The austere and graceful drama Nomadland was the biggest winner at the 93rd Academy Awards on Sunday, capturing Best Picture, Best Director for Chloé Zhao and Best Actress for Frances McDormand.
The victories capped an Oscars ceremony modified for the Covid-19 pandemic, with the ceremony held in front of a pared-down live audience after a year in which the film industry was devastated by cinema closures and delayed movie releases.
Zhao was the first woman of colour and the second woman to win the top directing prize. The awards for Nomadland also marked a triumph for Walt Disney and the Hollywood establishment, as streaming company Netflix missed out on any of the biggest prizes.
McDormand, who starred in Nomadland and co-produced the movie with Zhao, pleaded with viewers to return to cinemas. “Please watch our film on the largest screen possible,” she said.
The Oscars included several historic wins, after years of criticism that the awards did not recognise diversity, most notably during the #OscarsSoWhite campaign in 2015. Yuh-Jung Youn became the first Korean woman to win Best Supporting Actress for her role in Minari, while Daniel Kaluuya won the Best Supporting Actor prize for Judas and the Black Messiah.
The evening’s biggest upset was reserved for the final award, with Anthony Hopkins winning Best Actor for The Father. The prize was widely expected to be awarded posthumously to Chadwick Boseman, who died aged 43 from colon cancer last summer, for his performance in Ma Rainey’s Black Bottom.
Zhao, who was born in Beijing and went to boarding school in the UK, quoted from The Three Character Classic, a Confucian text that is almost universally studied in Chinese school: “This is for anyone who had the faith and the courage to hold on to the goodness in themselves,” she said in her acceptance speech.
But her remarks — and almost all coverage of the Oscars — were censored in China, the world’s biggest film market by revenue. Beijing ordered local media outlets not to cover the event after Do Not Split, a documentary about the 2019 pro-democracy protests in Hong Kong, was nominated for Best short documentary.
Zhao faced a backlash by Chinese nationalists in March after they found a 2013 interview in which she appeared to say “there are lies everywhere” in China. The controversy led to the cancellation of the release of Nomadland in the country.
Actress Regina King opened the ceremony by invoking the verdict in Derek Chauvin’s trial last week. The former Minneapolis police officer was convicted of three charges in the murder of George Floyd, an incident that set off global protests over racial injustice. “If things had gone differently in Minneapolis I might have traded in my heels for marching boots,” she said.

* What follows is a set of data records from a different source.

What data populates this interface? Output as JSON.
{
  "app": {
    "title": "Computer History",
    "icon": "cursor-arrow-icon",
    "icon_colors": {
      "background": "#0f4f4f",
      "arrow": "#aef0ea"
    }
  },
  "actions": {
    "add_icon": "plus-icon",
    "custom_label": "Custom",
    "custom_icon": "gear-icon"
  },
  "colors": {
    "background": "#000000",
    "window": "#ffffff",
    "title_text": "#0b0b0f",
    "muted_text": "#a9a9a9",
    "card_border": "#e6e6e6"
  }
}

Mia Neal, who became the first black woman to win the Oscar for Best Makeup and Hairstyling for Ma Rainey’s Black Bottom, said: “one day it won’t be unusual, it won’t be groundbreaking, it will just be normal”.

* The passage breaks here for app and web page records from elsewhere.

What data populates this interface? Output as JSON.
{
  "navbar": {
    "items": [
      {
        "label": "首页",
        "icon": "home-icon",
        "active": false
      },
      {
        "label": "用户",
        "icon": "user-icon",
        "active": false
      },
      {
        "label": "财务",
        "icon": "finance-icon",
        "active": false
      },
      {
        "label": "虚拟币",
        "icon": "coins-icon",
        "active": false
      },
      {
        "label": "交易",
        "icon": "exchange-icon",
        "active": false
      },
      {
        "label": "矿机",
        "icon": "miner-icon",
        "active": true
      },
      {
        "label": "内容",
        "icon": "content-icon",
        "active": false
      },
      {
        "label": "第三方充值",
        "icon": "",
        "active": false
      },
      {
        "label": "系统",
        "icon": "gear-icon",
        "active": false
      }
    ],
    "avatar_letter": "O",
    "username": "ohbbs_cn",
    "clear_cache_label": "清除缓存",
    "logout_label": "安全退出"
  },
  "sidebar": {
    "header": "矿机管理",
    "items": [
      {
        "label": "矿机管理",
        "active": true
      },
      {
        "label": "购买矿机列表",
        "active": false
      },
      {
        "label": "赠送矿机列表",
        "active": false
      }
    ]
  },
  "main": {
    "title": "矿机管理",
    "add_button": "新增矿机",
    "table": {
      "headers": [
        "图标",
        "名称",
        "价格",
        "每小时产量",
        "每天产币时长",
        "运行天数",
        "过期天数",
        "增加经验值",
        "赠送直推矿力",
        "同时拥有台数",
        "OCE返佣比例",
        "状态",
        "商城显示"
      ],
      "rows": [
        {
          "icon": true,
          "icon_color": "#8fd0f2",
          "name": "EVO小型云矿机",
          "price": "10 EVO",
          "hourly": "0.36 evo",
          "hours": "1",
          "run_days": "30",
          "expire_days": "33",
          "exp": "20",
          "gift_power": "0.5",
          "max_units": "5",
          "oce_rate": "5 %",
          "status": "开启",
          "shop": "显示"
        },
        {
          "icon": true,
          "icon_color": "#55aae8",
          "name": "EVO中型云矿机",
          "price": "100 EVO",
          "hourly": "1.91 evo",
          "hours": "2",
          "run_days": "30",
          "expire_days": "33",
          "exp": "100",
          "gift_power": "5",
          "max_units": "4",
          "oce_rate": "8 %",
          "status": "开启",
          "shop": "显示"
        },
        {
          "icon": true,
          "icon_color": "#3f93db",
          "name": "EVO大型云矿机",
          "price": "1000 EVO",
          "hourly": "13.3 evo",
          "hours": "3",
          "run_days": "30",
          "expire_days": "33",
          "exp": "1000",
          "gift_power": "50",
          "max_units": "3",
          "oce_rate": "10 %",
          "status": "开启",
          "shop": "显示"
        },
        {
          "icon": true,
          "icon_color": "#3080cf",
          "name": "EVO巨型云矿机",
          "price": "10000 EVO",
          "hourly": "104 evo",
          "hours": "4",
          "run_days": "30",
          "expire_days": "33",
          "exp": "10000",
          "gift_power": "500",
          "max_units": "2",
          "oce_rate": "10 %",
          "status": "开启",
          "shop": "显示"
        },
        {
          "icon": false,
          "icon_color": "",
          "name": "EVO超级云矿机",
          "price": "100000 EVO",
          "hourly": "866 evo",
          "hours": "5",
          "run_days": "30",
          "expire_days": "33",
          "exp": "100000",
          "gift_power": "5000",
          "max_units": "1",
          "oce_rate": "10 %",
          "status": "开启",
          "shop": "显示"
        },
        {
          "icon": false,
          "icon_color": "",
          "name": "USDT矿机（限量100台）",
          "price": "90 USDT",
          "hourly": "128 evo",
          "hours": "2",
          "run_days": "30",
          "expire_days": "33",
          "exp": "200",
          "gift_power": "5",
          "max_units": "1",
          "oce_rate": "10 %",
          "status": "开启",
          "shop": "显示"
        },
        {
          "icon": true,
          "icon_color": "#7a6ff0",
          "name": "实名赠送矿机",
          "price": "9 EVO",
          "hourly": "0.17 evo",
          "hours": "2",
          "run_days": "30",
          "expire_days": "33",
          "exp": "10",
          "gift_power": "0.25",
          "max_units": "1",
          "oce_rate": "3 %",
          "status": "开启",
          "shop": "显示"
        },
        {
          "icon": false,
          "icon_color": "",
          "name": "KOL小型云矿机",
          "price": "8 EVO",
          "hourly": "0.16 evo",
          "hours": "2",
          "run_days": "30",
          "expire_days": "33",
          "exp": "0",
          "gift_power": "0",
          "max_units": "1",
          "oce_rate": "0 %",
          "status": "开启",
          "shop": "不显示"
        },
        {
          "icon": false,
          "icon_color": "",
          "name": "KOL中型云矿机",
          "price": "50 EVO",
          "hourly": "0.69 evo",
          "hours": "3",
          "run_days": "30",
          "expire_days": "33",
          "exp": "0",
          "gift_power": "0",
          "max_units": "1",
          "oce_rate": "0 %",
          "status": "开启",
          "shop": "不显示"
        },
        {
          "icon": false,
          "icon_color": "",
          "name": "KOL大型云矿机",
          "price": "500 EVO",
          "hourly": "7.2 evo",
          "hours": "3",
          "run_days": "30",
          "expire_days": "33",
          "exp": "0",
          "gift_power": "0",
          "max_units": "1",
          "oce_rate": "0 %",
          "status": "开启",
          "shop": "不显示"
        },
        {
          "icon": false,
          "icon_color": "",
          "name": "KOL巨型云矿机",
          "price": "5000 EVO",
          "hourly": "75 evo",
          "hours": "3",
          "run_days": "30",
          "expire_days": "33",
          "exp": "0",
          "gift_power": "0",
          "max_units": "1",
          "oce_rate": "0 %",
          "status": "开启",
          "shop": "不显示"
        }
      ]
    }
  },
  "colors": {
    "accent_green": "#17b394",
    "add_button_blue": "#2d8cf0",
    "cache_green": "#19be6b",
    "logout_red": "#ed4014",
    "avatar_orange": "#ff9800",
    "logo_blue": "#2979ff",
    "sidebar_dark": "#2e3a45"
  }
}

The evening was a disappointment for Netflix, however, which fell short in the top categories.
The streaming giant has long sought a Best Picture award, and entered Sunday’s ceremony with two candidates: Mank, which earned the most overall nominations at 10, and The Trial of the Chicago 7. The former, a black-and-white homage to old Hollywood, earned honours for cinematography and production design.

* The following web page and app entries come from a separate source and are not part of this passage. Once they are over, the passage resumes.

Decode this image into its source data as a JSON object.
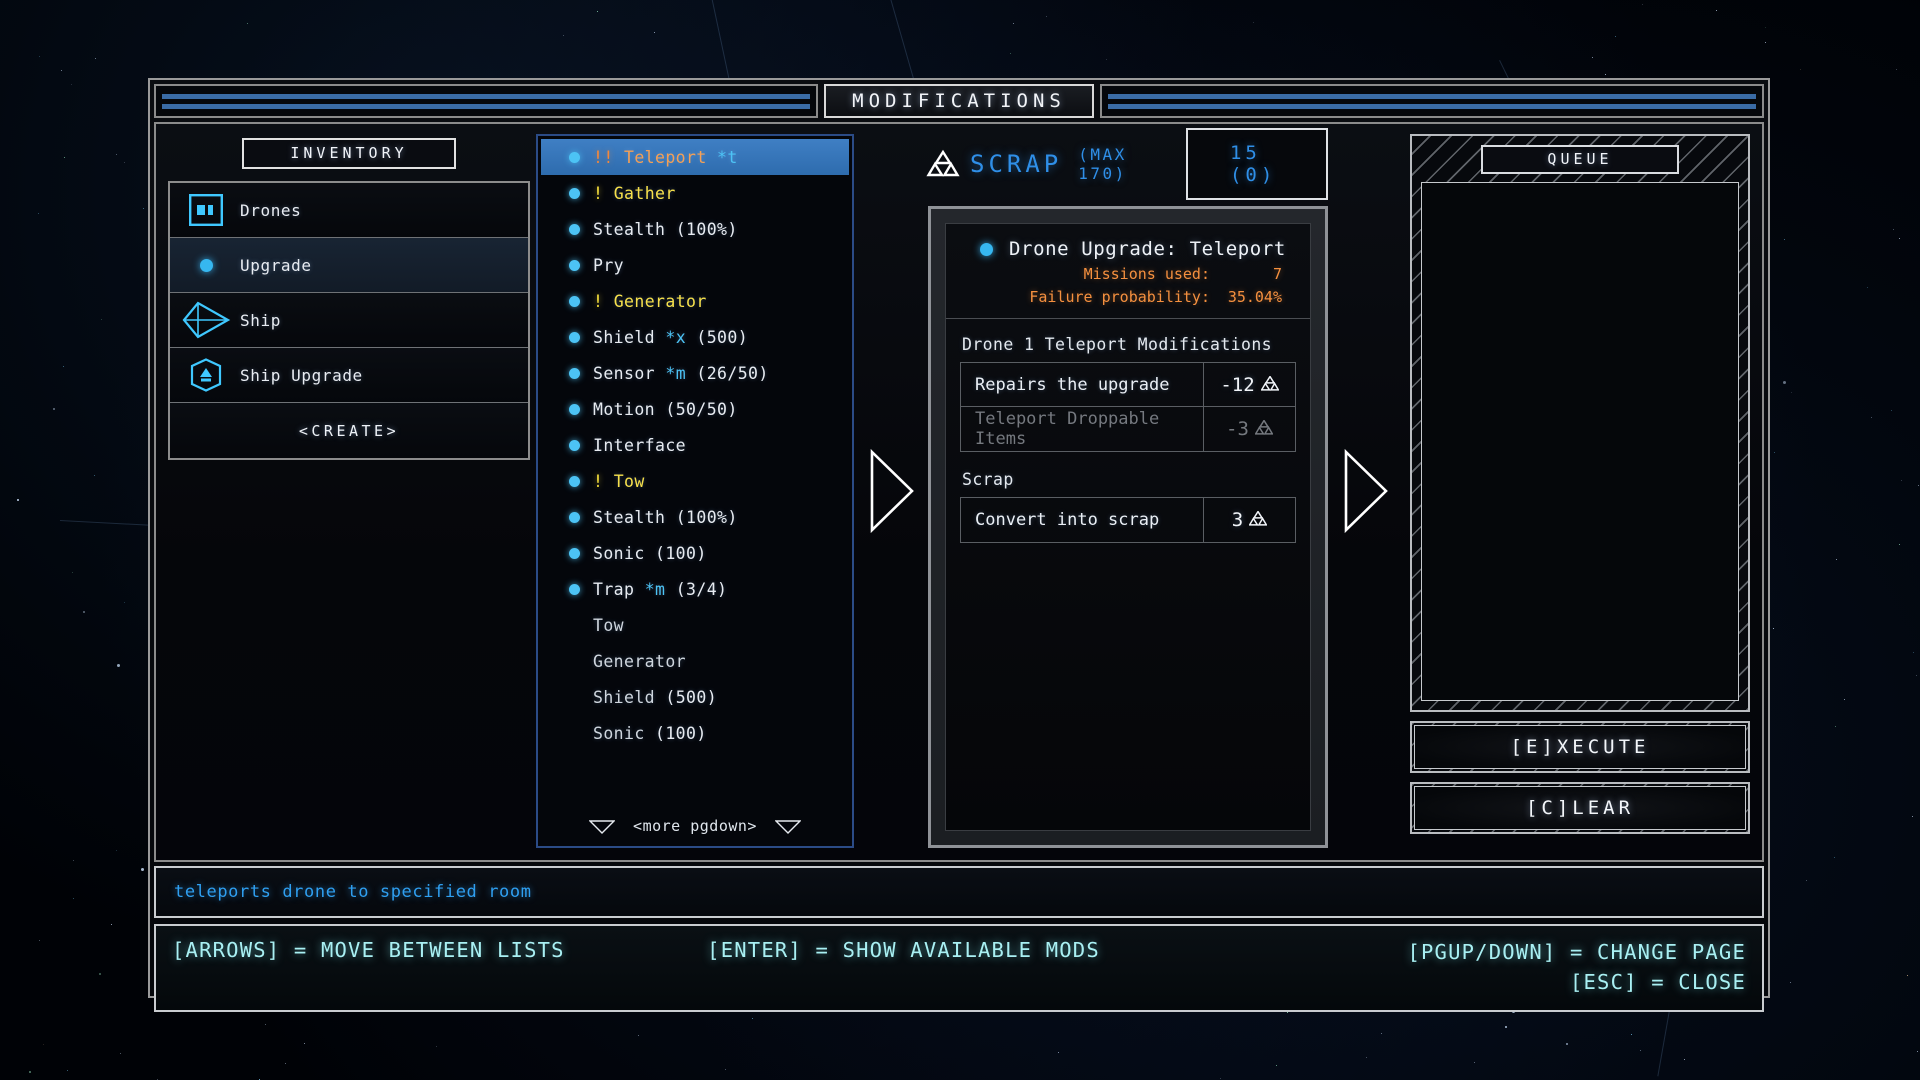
{
  "window": {
    "title": "MODIFICATIONS"
  },
  "inventory": {
    "header": "INVENTORY",
    "items": [
      {
        "label": "Drones",
        "icon": "drone-bay-icon",
        "selected": false
      },
      {
        "label": "Upgrade",
        "icon": "upgrade-dot-icon",
        "selected": true
      },
      {
        "label": "Ship",
        "icon": "ship-icon",
        "selected": false
      },
      {
        "label": "Ship Upgrade",
        "icon": "ship-upgrade-icon",
        "selected": false
      },
      {
        "label": "<CREATE>",
        "icon": "none",
        "selected": false
      }
    ]
  },
  "mod_list": {
    "more_label": "<more pgdown>",
    "items": [
      {
        "prefix": "!!",
        "name": "Teleport",
        "suffix": "*t",
        "bullet": true,
        "tone": "orange",
        "selected": true
      },
      {
        "prefix": "!",
        "name": "Gather",
        "suffix": "",
        "bullet": true,
        "tone": "yellow",
        "selected": false
      },
      {
        "prefix": "",
        "name": "Stealth",
        "suffix": "(100%)",
        "bullet": true,
        "tone": "plain",
        "selected": false
      },
      {
        "prefix": "",
        "name": "Pry",
        "suffix": "",
        "bullet": true,
        "tone": "plain",
        "selected": false
      },
      {
        "prefix": "!",
        "name": "Generator",
        "suffix": "",
        "bullet": true,
        "tone": "yellow",
        "selected": false
      },
      {
        "prefix": "",
        "name": "Shield",
        "suffix": "*x (500)",
        "bullet": true,
        "tone": "plain",
        "selected": false
      },
      {
        "prefix": "",
        "name": "Sensor",
        "suffix": "*m (26/50)",
        "bullet": true,
        "tone": "plain",
        "selected": false
      },
      {
        "prefix": "",
        "name": "Motion",
        "suffix": "(50/50)",
        "bullet": true,
        "tone": "plain",
        "selected": false
      },
      {
        "prefix": "",
        "name": "Interface",
        "suffix": "",
        "bullet": true,
        "tone": "plain",
        "selected": false
      },
      {
        "prefix": "!",
        "name": "Tow",
        "suffix": "",
        "bullet": true,
        "tone": "yellow",
        "selected": false
      },
      {
        "prefix": "",
        "name": "Stealth",
        "suffix": "(100%)",
        "bullet": true,
        "tone": "plain",
        "selected": false
      },
      {
        "prefix": "",
        "name": "Sonic",
        "suffix": "(100)",
        "bullet": true,
        "tone": "plain",
        "selected": false
      },
      {
        "prefix": "",
        "name": "Trap",
        "suffix": "*m (3/4)",
        "bullet": true,
        "tone": "plain",
        "selected": false
      },
      {
        "prefix": "",
        "name": "Tow",
        "suffix": "",
        "bullet": false,
        "tone": "plain",
        "selected": false
      },
      {
        "prefix": "",
        "name": "Generator",
        "suffix": "",
        "bullet": false,
        "tone": "plain",
        "selected": false
      },
      {
        "prefix": "",
        "name": "Shield",
        "suffix": "(500)",
        "bullet": false,
        "tone": "plain",
        "selected": false
      },
      {
        "prefix": "",
        "name": "Sonic",
        "suffix": "(100)",
        "bullet": false,
        "tone": "plain",
        "selected": false
      }
    ]
  },
  "scrap": {
    "icon": "scrap-trefoil-icon",
    "label": "SCRAP",
    "max_label": "(MAX 170)",
    "value": "15 (0)",
    "accent": "#2f8fe8"
  },
  "detail": {
    "title": "Drone Upgrade: Teleport",
    "stats": [
      {
        "label": "Missions used:",
        "value": "7"
      },
      {
        "label": "Failure probability:",
        "value": "35.04%"
      }
    ],
    "stat_color": "#f5903f",
    "groups": [
      {
        "label": "Drone 1 Teleport Modifications",
        "rows": [
          {
            "name": "Repairs the upgrade",
            "cost": "-12",
            "disabled": false
          },
          {
            "name": "Teleport Droppable Items",
            "cost": "-3",
            "disabled": true
          }
        ]
      },
      {
        "label": "Scrap",
        "rows": [
          {
            "name": "Convert into scrap",
            "cost": "3",
            "disabled": false
          }
        ]
      }
    ]
  },
  "queue": {
    "header": "QUEUE",
    "items": [],
    "execute_label": "[E]XECUTE",
    "clear_label": "[C]LEAR"
  },
  "description": "teleports drone to specified room",
  "help": {
    "arrows": "[ARROWS] = MOVE BETWEEN LISTS",
    "enter": "[ENTER] = SHOW AVAILABLE MODS",
    "pgupdown": "[PGUP/DOWN] = CHANGE PAGE",
    "esc": "[ESC] = CLOSE"
  }
}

It remained unclear if consumers will opt to watch feature films through streaming services or return to cinemas as the pandemic eventually eases. Ted Sarandos, Netflix co-chief executive, told analysts last week that the company was “not really changing the way we make films for the way people watch film”.
The Oscars ceremony, as with the music industry’s Grammy Awards last month, took a sharp departure from tradition. The event took place at a makeshift stage at Los Angeles’s Union Station and the broadcast largely eschewed the replays of movie clips and soaring music performances from nominees typical in previous years.
Ratings for the Oscars will not be available until later in the week but pandemic-era awards shows and prominent sporting championships, including the Grammys and the Super Bowl, have fallen to historic lows.